-------- Source records

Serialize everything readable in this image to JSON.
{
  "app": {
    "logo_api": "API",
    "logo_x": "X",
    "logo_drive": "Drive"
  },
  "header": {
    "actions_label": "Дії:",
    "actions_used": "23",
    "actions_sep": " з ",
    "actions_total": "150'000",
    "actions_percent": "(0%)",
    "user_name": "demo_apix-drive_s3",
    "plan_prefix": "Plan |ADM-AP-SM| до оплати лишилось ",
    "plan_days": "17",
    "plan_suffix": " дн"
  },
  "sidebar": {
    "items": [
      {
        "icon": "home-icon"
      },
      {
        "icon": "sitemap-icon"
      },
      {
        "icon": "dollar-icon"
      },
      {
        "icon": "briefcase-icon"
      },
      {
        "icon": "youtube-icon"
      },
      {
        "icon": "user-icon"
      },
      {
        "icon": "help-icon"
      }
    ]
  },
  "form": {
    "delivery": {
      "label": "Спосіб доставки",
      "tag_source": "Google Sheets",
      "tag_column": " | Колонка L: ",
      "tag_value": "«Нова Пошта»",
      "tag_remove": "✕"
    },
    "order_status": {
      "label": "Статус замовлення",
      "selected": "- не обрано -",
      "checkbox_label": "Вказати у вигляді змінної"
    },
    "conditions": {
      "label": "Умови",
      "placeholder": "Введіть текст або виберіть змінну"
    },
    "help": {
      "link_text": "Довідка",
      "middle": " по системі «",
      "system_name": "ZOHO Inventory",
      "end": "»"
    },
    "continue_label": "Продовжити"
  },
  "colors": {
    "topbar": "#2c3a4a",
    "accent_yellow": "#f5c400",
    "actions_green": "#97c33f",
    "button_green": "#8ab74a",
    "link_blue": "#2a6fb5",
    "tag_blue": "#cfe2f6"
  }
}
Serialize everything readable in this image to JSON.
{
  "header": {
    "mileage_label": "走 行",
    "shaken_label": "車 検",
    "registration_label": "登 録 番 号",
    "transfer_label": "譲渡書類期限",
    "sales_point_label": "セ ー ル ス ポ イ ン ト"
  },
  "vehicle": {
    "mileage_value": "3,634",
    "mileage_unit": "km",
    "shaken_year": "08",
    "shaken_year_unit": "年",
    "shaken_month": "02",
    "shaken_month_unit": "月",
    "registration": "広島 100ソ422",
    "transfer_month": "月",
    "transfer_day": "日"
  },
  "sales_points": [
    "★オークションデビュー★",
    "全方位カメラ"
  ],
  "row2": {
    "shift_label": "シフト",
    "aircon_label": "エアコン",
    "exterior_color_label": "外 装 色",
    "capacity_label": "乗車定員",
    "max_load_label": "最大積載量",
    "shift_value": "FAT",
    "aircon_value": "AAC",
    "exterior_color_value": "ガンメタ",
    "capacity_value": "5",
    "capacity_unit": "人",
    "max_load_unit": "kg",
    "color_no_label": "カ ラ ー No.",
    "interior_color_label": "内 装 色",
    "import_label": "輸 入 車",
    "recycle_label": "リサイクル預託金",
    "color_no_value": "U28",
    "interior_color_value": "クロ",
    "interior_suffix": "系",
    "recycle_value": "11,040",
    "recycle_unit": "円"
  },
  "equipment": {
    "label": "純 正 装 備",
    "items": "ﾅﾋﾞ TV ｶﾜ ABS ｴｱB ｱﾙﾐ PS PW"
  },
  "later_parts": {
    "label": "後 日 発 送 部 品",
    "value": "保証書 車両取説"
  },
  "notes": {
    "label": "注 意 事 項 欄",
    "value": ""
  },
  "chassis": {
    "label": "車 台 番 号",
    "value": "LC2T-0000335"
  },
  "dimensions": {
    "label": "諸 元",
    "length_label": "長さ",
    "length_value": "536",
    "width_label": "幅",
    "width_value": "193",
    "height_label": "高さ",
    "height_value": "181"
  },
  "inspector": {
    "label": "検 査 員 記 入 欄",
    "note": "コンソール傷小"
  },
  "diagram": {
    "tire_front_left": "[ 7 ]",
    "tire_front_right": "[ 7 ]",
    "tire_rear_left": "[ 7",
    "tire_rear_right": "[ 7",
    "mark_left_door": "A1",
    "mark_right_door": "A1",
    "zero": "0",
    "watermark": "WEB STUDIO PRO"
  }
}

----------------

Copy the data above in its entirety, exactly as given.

(Written response)
Serialize everything readable in this image to JSON.
{
  "app": {
    "logo_api": "API",
    "logo_x": "X",
    "logo_drive": "Drive"
  },
  "header": {
    "actions_label": "Дії:",
    "actions_used": "23",
    "actions_sep": " з ",
    "actions_total": "150'000",
    "actions_percent": "(0%)",
    "user_name": "demo_apix-drive_s3",
    "plan_prefix": "Plan |ADM-AP-SM| до оплати лишилось ",
    "plan_days": "17",
    "plan_suffix": " дн"
  },
  "sidebar": {
    "items": [
      {
        "icon": "home-icon"
      },
      {
        "icon": "sitemap-icon"
      },
      {
        "icon": "dollar-icon"
      },
      {
        "icon": "briefcase-icon"
      },
      {
        "icon": "youtube-icon"
      },
      {
        "icon": "user-icon"
      },
      {
        "icon": "help-icon"
      }
    ]
  },
  "form": {
    "delivery": {
      "label": "Спосіб доставки",
      "tag_source": "Google Sheets",
      "tag_column": " | Колонка L: ",
      "tag_value": "«Нова Пошта»",
      "tag_remove": "✕"
    },
    "order_status": {
      "label": "Статус замовлення",
      "selected": "- не обрано -",
      "checkbox_label": "Вказати у вигляді змінної"
    },
    "conditions": {
      "label": "Умови",
      "placeholder": "Введіть текст або виберіть змінну"
    },
    "help": {
      "link_text": "Довідка",
      "middle": " по системі «",
      "system_name": "ZOHO Inventory",
      "end": "»"
    },
    "continue_label": "Продовжити"
  },
  "colors": {
    "topbar": "#2c3a4a",
    "accent_yellow": "#f5c400",
    "actions_green": "#97c33f",
    "button_green": "#8ab74a",
    "link_blue": "#2a6fb5",
    "tag_blue": "#cfe2f6"
  }
}
Serialize everything readable in this image to JSON.
{
  "header": {
    "mileage_label": "走 行",
    "shaken_label": "車 検",
    "registration_label": "登 録 番 号",
    "transfer_label": "譲渡書類期限",
    "sales_point_label": "セ ー ル ス ポ イ ン ト"
  },
  "vehicle": {
    "mileage_value": "3,634",
    "mileage_unit": "km",
    "shaken_year": "08",
    "shaken_year_unit": "年",
    "shaken_month": "02",
    "shaken_month_unit": "月",
    "registration": "広島 100ソ422",
    "transfer_month": "月",
    "transfer_day": "日"
  },
  "sales_points": [
    "★オークションデビュー★",
    "全方位カメラ"
  ],
  "row2": {
    "shift_label": "シフト",
    "aircon_label": "エアコン",
    "exterior_color_label": "外 装 色",
    "capacity_label": "乗車定員",
    "max_load_label": "最大積載量",
    "shift_value": "FAT",
    "aircon_value": "AAC",
    "exterior_color_value": "ガンメタ",
    "capacity_value": "5",
    "capacity_unit": "人",
    "max_load_unit": "kg",
    "color_no_label": "カ ラ ー No.",
    "interior_color_label": "内 装 色",
    "import_label": "輸 入 車",
    "recycle_label": "リサイクル預託金",
    "color_no_value": "U28",
    "interior_color_value": "クロ",
    "interior_suffix": "系",
    "recycle_value": "11,040",
    "recycle_unit": "円"
  },
  "equipment": {
    "label": "純 正 装 備",
    "items": "ﾅﾋﾞ TV ｶﾜ ABS ｴｱB ｱﾙﾐ PS PW"
  },
  "later_parts": {
    "label": "後 日 発 送 部 品",
    "value": "保証書 車両取説"
  },
  "notes": {
    "label": "注 意 事 項 欄",
    "value": ""
  },
  "chassis": {
    "label": "車 台 番 号",
    "value": "LC2T-0000335"
  },
  "dimensions": {
    "label": "諸 元",
    "length_label": "長さ",
    "length_value": "536",
    "width_label": "幅",
    "width_value": "193",
    "height_label": "高さ",
    "height_value": "181"
  },
  "inspector": {
    "label": "検 査 員 記 入 欄",
    "note": "コンソール傷小"
  },
  "diagram": {
    "tire_front_left": "[ 7 ]",
    "tire_front_right": "[ 7 ]",
    "tire_rear_left": "[ 7",
    "tire_rear_right": "[ 7",
    "mark_left_door": "A1",
    "mark_right_door": "A1",
    "zero": "0",
    "watermark": "WEB STUDIO PRO"
  }
}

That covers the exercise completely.